ATTOM Data Solutions, Irvine, Calif., said its second-quarter Special Report spotlighting county-level housing markets around the United States that are more or less vulnerable to the impact of the coronavirus pandemic showed areas most at risk in the second quarter sat on the East Coast and in northern Illinois – with clusters in the New York City, Chicago, Baltimore and Washington, D.C., areas – while the West had the fewest.

The report said a stretch of states running from Connecticut through Florida, plus Illinois, had 43 of the 50 counties most vulnerable to the economic impact of the pandemic. They included 11 suburban counties around New York City, seven in the Chicago area, five around Washington, D.C. and four around Baltimore. The only four western counties were in California, with none in other West Coast or southwestern states.

ATTOM said markets are considered more or less at risk based on the percentage of homes currently facing possible foreclosure, the portion of homes with mortgage balances that exceed the estimated property value, and the percentage of local wages required to pay for major home ownership expenses.

“Home-sales data from around the country is starting to show that eight years of price gains may be coming to an end amid the economic damage flowing from the virus pandemic. It’s still too early to make any definitive calls, but the latest numbers show storm clouds gathering over the market,” said Todd Teta, chief product officer with ATTOM Data Solutions. “With this second special report on the potential impact of the pandemic, we see pockets around the country that appear more or less poised to withstand downward pressure on prices and other market conditions. Over the next few months, enough data should come in to tell us how things will most likely pan out.”

Redfin: Pending Home Sales Retreat Even as Mortgage Rates Hit New Low

Redfin, Seattle, said the housing market closed out June on somewhat uneven footing as pending sales pulled back slightly despite another record low for mortgage interest rates. For the week ending June 28 pending home sales decreased 8.2% year-over-year, a sharp change from the revised 3.9% year-over-year increase a week earlier. However, after adjusting for seasonal effects, the decline was only 3%.

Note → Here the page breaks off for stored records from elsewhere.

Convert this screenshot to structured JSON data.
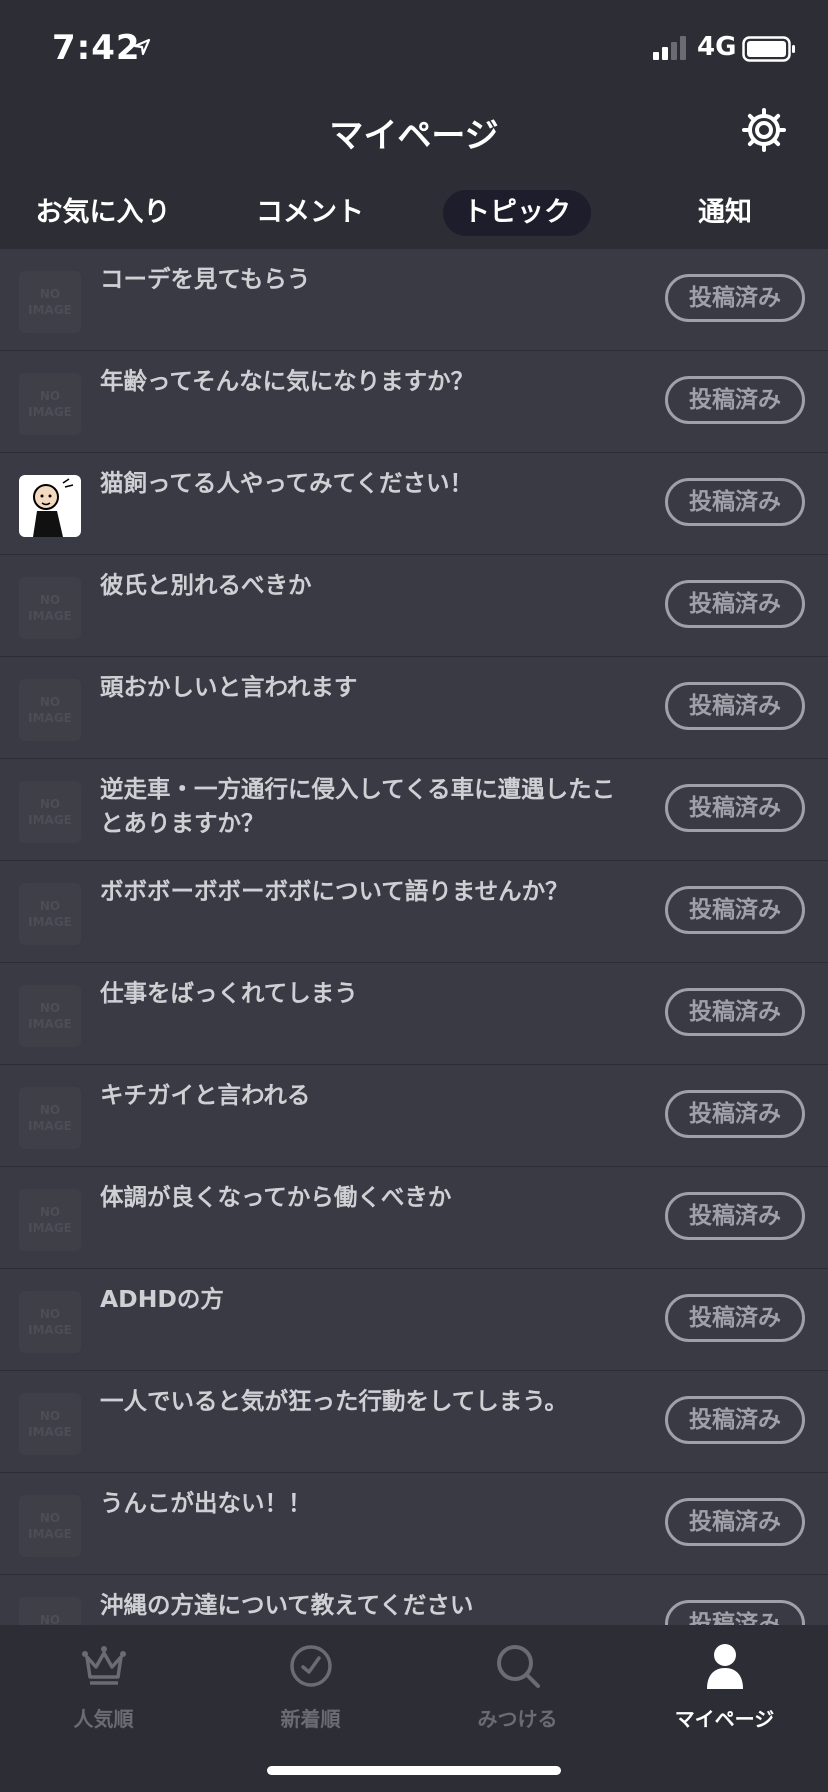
{
  "status_bar": {
    "time": "7:42",
    "network": "4G"
  },
  "header": {
    "title": "マイページ"
  },
  "tabs": [
    {
      "label": "お気に入り",
      "active": false
    },
    {
      "label": "コメント",
      "active": false
    },
    {
      "label": "トピック",
      "active": true
    },
    {
      "label": "通知",
      "active": false
    }
  ],
  "no_image_text": [
    "NO",
    "IMAGE"
  ],
  "topics": [
    {
      "title": "コーデを見てもらう",
      "status": "投稿済み",
      "thumb": "no-image"
    },
    {
      "title": "年齢ってそんなに気になりますか？",
      "status": "投稿済み",
      "thumb": "no-image"
    },
    {
      "title": "猫飼ってる人やってみてください！",
      "status": "投稿済み",
      "thumb": "image"
    },
    {
      "title": "彼氏と別れるべきか",
      "status": "投稿済み",
      "thumb": "no-image"
    },
    {
      "title": "頭おかしいと言われます",
      "status": "投稿済み",
      "thumb": "no-image"
    },
    {
      "title": "逆走車・一方通行に侵入してくる車に遭遇したことありますか？",
      "status": "投稿済み",
      "thumb": "no-image"
    },
    {
      "title": "ボボボーボボーボボについて語りませんか？",
      "status": "投稿済み",
      "thumb": "no-image"
    },
    {
      "title": "仕事をばっくれてしまう",
      "status": "投稿済み",
      "thumb": "no-image"
    },
    {
      "title": "キチガイと言われる",
      "status": "投稿済み",
      "thumb": "no-image"
    },
    {
      "title": "体調が良くなってから働くべきか",
      "status": "投稿済み",
      "thumb": "no-image"
    },
    {
      "title": "ADHDの方",
      "status": "投稿済み",
      "thumb": "no-image"
    },
    {
      "title": "一人でいると気が狂った行動をしてしまう。",
      "status": "投稿済み",
      "thumb": "no-image"
    },
    {
      "title": "うんこが出ない！！",
      "status": "投稿済み",
      "thumb": "no-image"
    },
    {
      "title": "沖縄の方達について教えてください",
      "status": "投稿済み",
      "thumb": "no-image"
    }
  ],
  "bottom_nav": [
    {
      "label": "人気順",
      "icon": "crown-icon",
      "active": false
    },
    {
      "label": "新着順",
      "icon": "clock-check-icon",
      "active": false
    },
    {
      "label": "みつける",
      "icon": "search-icon",
      "active": false
    },
    {
      "label": "マイページ",
      "icon": "person-icon",
      "active": true
    }
  ],
  "colors": {
    "background": "#3a3a44",
    "header": "#2d2d35",
    "active_tab": "#1d1d2c",
    "badge": "#a0a0a8"
  }
}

“This decline in pending sales may be a sign that pent-up homebuyer demand from March and April has mostly worked its way through the market, but it could also be due to a continued shortage of homes for sale,” the report said.

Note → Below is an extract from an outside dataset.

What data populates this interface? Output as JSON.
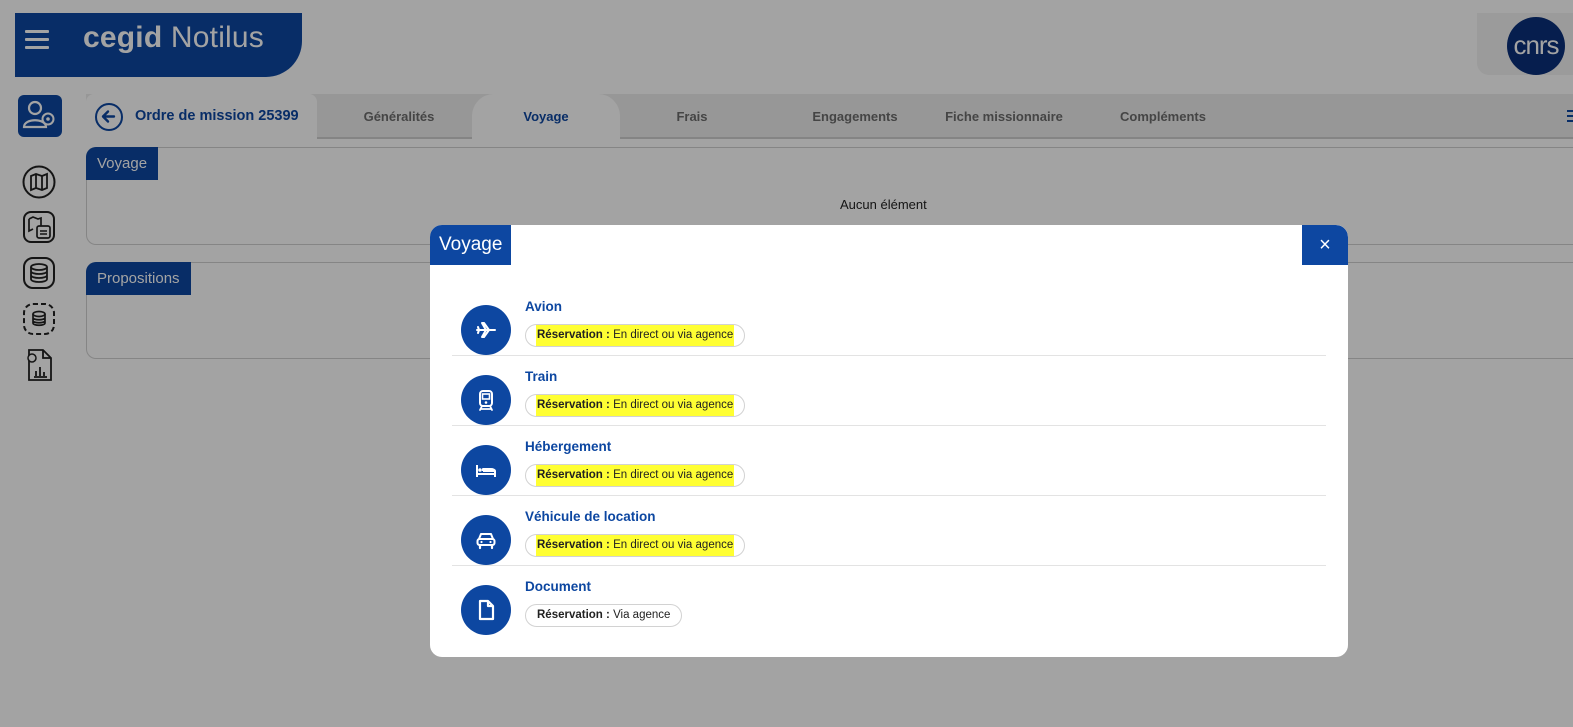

New listings were down 8.3% from a year earlier for the week ending June 28, slightly better than the 9.2% decline a week earlier, indicating that sellers are slowly returning to the market. But they aren’t returning quickly enough; active listings of homes for sale remain down 27%, leaving buyers with a very limited selection of homes to choose from.